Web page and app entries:

((

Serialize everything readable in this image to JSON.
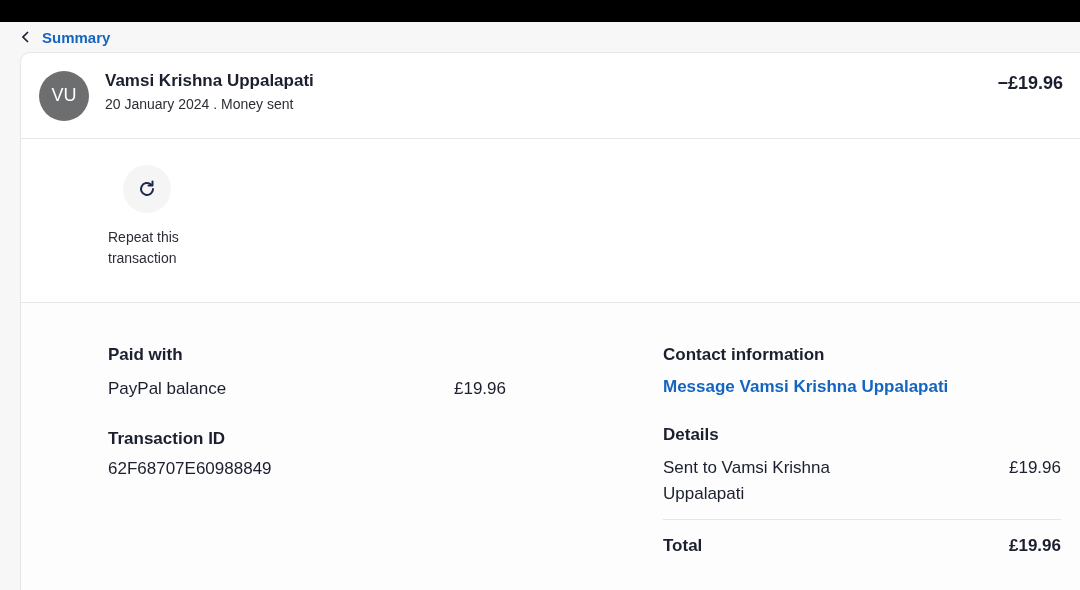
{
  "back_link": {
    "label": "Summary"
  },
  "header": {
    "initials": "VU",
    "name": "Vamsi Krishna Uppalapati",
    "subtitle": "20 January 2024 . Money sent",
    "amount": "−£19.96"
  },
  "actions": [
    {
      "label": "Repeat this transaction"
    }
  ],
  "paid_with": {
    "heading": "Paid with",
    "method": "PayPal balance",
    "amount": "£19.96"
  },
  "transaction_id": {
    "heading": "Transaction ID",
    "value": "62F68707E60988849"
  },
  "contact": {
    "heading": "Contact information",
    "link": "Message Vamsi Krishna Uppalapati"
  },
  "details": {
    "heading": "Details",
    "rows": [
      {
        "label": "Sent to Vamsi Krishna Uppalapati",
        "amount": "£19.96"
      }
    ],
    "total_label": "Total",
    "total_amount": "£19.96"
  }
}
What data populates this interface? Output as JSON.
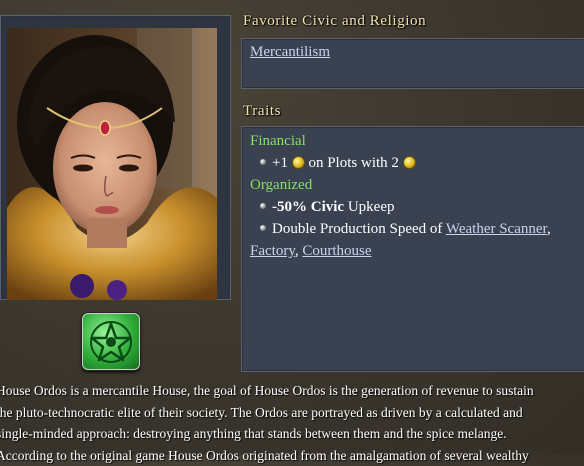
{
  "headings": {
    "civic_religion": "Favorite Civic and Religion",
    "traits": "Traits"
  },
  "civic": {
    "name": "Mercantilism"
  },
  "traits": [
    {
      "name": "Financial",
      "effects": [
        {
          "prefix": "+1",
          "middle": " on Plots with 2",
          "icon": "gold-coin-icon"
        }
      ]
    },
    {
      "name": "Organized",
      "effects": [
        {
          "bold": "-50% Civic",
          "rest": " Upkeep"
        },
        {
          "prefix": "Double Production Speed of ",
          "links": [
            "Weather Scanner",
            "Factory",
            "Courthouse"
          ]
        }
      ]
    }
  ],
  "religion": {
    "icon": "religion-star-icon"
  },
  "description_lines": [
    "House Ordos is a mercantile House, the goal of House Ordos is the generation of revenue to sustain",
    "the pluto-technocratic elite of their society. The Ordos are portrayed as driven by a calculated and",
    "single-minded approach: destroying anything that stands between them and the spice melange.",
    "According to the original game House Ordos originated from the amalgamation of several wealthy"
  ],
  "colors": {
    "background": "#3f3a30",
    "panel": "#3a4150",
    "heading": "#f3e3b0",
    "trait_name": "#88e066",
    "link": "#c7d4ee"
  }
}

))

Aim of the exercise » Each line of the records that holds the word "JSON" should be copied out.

Exercise answer »
Serialize everything readable in this image to JSON.
What data populates this interface? Output as JSON.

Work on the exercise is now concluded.